Hypertrophic cardiomyopathy (HCM) is the most common heritable heart disease. Although the genetic cause of HCM has been linked to mutations in genes encoding sarcomeric proteins, the ability to predict clinical outcomes based on specific mutations in HCM patients is limited. Moreover, how mutations in different sarcomeric proteins can result in highly similar clinical phenotypes remains unknown. Posttranslational modifications (PTMs) and alternative splicing regulate the function of sarcomeric proteins; hence, it is critical to study HCM at the level of proteoforms to gain insights into the mechanisms underlying HCM. Herein, we employed high-resolution mass spectrometry-based top-down proteomics to comprehensively characterize sarcomeric proteoforms in septal myectomy tissues from HCM patients exhibiting severe outflow track obstruction (n = 16) compared to nonfailing donor hearts (n = 16). We observed a complex landscape of sarcomeric proteoforms arising from combinatorial PTMs, alternative splicing, and genetic variation in HCM. A coordinated decrease of phosphorylation in important myofilament and Z-disk proteins with a linear correlation suggests PTM cross-talk in the sarcomere and dysregulation of protein kinase A pathways in HCM. Strikingly, we discovered that the sarcomeric proteoform alterations in the myocardium of HCM patients undergoing septal myectomy were remarkably consistent, regardless of the underlying HCM-causing mutations.
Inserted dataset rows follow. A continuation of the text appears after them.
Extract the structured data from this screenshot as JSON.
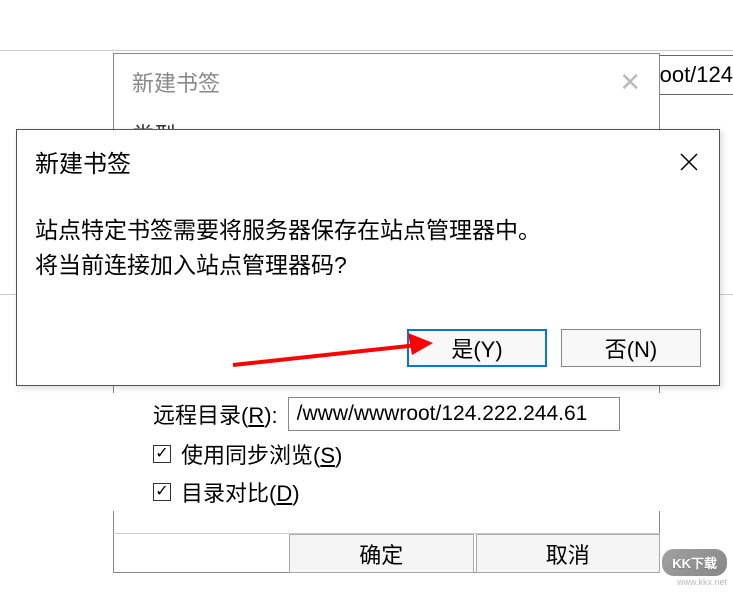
{
  "back_dialog": {
    "title": "新建书签",
    "partial_text": "类型"
  },
  "top_right_path": "oot/124",
  "front_dialog": {
    "title": "新建书签",
    "message_line1": "站点特定书签需要将服务器保存在站点管理器中。",
    "message_line2": "将当前连接加入站点管理器码?",
    "yes_button": "是(Y)",
    "no_button": "否(N)"
  },
  "settings": {
    "remote_dir_label": "远程目录(R):",
    "remote_dir_value": "/www/wwwroot/124.222.244.61",
    "sync_browse_label": "使用同步浏览(S)",
    "dir_compare_label": "目录对比(D)",
    "sync_checked": true,
    "dir_compare_checked": true
  },
  "bottom_buttons": {
    "ok": "确定",
    "cancel": "取消"
  },
  "watermark": {
    "text": "KK下载",
    "url": "www.kkx.net"
  }
}
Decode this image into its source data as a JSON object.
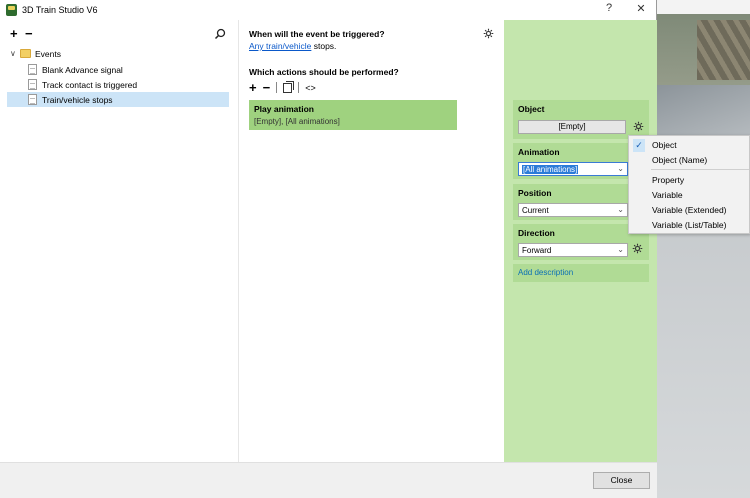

This study suggests that the manifestation of severe HCM coalesces at the proteoform level despite distinct genotype, which underscores the importance of molecular characterization of HCM phenotype and presents an opportunity to identify broad-spectrum treatments to mitigate the most severe manifestations of this genetically heterogenous disease.
|Number of pages||10|
|Journal||Proceedings of the National Academy of Sciences of the United States of America|
|Publication status||Published - 6 Oct 2020|
- Hypertrophic cardiomyopathy
- Posttranslational modifications
- Top-down proteomics